Hyperacusis

January 7, 2015 by Kathia Faust

Hyperacousie

Have you ever thought you must have bionic ears because you hear so well, even too well? So well that certain environmental sounds are unbearable? You might have what is known as “hyperacusis”.

Hyperacusis can be defined as a heightened intolerance to common sounds in the environment. This phenomenon is characterized by the abnormal perception of sound intensity by someone with normal hearing. Affected individuals often overreact (discomfort, irritability, ear pain, etc.) to normal everyday sounds that are tolerated well by others—for example, a siren, applause, dishes rattling together or a hairdryer. For these people, noisy public settings like restaurants, shopping centres and performance venues can prove a bit of an ordeal. 

WHAT YOU SHOULD KNOW ABOUT HYPERACUSIS

People of all ages can experience hyperacusis, which most frequently affects both ears. It can be caused by several factors, all of which are still debated in the literature. The most common hypothesis is damage to the auditory system, which does not necessarily affect hearing. Such damage could be caused for example by prolonged exposure to noise, acoustic trauma, repetitive ear infections or the side effects of ototoxic medications. In some cases, hyperacusis is not linked to the auditory system. In fact, some attribute it to a head injury, concussion, post-traumatic stress or even neurological conditions such as epilepsy, migraines or depression. In short, there are numerous possible causes. As such, the difficulty in clearly identifying the origins of the issue is common—something to keep in mind.

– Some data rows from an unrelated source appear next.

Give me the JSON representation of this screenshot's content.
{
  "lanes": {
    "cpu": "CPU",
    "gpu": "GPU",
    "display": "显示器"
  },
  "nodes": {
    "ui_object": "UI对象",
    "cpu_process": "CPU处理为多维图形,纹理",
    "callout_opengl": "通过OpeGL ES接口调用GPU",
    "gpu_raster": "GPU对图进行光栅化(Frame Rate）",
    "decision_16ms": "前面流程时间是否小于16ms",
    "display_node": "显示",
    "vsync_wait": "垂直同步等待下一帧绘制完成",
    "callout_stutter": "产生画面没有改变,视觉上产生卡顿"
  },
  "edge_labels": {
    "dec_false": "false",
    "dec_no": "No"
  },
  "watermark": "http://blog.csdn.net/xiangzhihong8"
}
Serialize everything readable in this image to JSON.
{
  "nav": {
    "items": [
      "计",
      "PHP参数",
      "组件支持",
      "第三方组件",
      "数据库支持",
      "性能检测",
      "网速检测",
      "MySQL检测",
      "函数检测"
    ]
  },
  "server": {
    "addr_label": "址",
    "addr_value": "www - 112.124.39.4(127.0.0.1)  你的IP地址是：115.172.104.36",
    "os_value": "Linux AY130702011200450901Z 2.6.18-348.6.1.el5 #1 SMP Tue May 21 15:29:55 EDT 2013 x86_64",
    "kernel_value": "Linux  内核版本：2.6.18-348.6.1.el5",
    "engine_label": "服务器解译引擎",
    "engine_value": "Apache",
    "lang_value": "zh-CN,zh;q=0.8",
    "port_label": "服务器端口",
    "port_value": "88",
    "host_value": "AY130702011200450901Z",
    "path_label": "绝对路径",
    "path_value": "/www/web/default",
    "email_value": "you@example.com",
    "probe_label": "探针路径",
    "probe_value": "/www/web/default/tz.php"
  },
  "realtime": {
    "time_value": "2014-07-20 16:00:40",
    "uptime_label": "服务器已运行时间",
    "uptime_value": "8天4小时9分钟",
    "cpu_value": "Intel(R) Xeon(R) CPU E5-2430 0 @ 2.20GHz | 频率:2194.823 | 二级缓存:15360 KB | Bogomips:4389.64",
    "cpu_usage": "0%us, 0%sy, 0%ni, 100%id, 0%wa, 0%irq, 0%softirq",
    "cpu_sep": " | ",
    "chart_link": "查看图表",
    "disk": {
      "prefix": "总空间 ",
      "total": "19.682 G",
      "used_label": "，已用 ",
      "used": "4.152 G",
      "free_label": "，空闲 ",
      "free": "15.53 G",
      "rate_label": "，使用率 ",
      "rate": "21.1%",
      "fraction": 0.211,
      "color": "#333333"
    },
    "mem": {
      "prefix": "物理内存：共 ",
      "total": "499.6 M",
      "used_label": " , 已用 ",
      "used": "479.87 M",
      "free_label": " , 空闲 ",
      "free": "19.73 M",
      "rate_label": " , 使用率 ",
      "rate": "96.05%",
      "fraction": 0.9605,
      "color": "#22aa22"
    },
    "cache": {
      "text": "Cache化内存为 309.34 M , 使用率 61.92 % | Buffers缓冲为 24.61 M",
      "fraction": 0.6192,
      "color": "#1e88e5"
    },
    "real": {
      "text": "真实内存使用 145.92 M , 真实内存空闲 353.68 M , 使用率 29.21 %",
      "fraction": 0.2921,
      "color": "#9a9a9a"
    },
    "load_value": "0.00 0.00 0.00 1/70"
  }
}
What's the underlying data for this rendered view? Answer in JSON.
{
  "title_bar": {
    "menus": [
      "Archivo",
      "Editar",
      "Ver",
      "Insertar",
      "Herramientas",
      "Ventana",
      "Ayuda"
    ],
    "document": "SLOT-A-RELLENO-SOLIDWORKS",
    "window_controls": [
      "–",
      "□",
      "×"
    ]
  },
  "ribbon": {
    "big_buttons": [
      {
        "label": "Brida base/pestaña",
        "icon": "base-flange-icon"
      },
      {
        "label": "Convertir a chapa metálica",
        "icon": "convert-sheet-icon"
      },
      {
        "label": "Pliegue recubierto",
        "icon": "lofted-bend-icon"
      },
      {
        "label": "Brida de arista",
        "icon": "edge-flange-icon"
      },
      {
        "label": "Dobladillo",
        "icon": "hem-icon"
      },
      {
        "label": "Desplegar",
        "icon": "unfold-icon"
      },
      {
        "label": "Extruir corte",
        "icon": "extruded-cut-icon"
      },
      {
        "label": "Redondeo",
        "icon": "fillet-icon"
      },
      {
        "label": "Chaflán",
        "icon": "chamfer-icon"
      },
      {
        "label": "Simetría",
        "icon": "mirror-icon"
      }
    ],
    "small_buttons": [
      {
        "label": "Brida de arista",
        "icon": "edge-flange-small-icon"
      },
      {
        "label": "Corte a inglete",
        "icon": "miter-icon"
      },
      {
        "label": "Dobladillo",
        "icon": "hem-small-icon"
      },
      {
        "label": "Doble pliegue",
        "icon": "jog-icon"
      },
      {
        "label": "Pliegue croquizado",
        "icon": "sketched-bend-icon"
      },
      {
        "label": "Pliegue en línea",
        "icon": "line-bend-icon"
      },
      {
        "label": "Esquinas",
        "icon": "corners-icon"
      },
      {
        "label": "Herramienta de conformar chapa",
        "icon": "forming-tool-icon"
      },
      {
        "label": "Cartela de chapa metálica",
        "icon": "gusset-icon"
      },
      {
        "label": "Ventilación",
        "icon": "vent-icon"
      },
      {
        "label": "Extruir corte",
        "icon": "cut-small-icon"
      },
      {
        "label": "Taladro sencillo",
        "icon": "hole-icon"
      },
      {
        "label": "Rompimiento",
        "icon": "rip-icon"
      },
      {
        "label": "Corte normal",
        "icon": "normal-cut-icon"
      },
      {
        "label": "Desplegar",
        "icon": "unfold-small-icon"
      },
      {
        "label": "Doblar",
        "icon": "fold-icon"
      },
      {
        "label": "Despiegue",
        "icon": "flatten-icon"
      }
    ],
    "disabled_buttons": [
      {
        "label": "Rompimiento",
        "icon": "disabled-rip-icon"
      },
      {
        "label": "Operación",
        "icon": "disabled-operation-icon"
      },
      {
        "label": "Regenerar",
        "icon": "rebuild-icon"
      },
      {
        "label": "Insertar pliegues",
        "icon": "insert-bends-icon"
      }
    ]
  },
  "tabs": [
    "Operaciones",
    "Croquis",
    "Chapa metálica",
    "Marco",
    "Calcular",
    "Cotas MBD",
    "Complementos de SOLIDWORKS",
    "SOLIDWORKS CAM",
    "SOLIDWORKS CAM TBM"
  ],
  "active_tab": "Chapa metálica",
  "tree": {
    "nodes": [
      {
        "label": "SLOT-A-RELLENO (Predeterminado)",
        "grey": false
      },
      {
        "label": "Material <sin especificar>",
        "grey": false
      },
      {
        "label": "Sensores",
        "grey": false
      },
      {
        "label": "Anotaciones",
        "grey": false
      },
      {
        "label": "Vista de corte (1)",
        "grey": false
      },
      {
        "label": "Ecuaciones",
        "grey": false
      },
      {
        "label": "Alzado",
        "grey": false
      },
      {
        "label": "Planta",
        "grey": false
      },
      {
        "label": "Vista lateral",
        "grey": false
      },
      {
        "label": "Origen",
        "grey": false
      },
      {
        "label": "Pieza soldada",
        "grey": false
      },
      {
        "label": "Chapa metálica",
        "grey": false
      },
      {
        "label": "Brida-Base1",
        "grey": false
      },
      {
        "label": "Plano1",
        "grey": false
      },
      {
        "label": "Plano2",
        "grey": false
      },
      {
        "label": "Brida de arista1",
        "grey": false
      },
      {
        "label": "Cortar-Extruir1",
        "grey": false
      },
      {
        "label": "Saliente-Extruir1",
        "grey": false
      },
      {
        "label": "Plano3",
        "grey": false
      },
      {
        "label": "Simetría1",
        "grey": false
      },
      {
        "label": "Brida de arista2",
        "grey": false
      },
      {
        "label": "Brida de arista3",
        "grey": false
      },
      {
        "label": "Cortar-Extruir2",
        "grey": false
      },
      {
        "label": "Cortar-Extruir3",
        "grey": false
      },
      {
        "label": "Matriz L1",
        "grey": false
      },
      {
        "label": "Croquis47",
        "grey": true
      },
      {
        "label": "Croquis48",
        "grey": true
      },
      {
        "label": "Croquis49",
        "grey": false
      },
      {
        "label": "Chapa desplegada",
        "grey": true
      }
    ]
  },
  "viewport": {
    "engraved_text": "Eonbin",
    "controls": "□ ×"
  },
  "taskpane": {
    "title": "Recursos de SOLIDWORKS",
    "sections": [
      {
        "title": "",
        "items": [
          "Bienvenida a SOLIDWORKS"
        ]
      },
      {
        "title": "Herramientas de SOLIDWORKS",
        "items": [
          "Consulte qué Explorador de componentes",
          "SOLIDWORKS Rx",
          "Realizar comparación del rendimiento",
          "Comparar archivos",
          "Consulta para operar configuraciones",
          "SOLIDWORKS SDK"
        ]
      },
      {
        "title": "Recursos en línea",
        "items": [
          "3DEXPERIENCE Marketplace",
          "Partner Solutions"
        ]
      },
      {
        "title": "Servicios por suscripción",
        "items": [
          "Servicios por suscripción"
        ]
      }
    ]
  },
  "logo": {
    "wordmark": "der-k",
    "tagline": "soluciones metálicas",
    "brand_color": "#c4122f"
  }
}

WHAT CAN HYPERACUSIS SUFFERERS DO?

Very often, sufferers’ first reaction is to protect themselves from the slightest noise by wearing earplugs. However, experts agree that this solution is far from efficient. In fact, reducing one’s exposure to noise or depriving the ears of auditory stimulation through the excessive use of hearing protection could aggravate the problem. Instead, sufferers are recommended to not avoid environmental sounds completely, since this can hinder their ability to progressively rehabilitate the central auditory system to perceive sound intensity normally. 

For more information on hyperacusis, consult an audiologist at one of the Lobe clinics.